[PROVIDED ENTRIES Boundary: Start]

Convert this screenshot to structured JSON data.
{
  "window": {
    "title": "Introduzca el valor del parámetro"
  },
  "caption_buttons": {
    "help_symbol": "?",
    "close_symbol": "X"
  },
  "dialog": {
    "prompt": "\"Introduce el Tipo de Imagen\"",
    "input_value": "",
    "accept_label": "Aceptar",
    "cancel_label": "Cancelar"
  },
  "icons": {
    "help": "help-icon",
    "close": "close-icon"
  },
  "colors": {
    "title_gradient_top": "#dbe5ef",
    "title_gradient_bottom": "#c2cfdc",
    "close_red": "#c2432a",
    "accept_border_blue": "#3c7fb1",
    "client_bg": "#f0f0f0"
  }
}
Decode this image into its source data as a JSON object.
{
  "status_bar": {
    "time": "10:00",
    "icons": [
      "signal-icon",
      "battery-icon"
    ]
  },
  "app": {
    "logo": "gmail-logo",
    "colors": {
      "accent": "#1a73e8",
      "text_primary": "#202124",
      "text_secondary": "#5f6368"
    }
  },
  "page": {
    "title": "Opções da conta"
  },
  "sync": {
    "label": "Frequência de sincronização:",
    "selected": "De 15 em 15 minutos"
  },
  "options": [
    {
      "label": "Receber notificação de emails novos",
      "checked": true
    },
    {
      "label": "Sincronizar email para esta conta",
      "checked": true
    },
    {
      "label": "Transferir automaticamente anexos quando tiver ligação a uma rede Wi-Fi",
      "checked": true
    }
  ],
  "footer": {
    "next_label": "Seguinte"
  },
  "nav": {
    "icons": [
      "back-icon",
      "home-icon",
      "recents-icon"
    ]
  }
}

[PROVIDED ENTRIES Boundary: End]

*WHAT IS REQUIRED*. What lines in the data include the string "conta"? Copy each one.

*ANSWER FOR THE TASK*.
    "title": "Opções da conta"
      "label": "Sincronizar email para esta conta",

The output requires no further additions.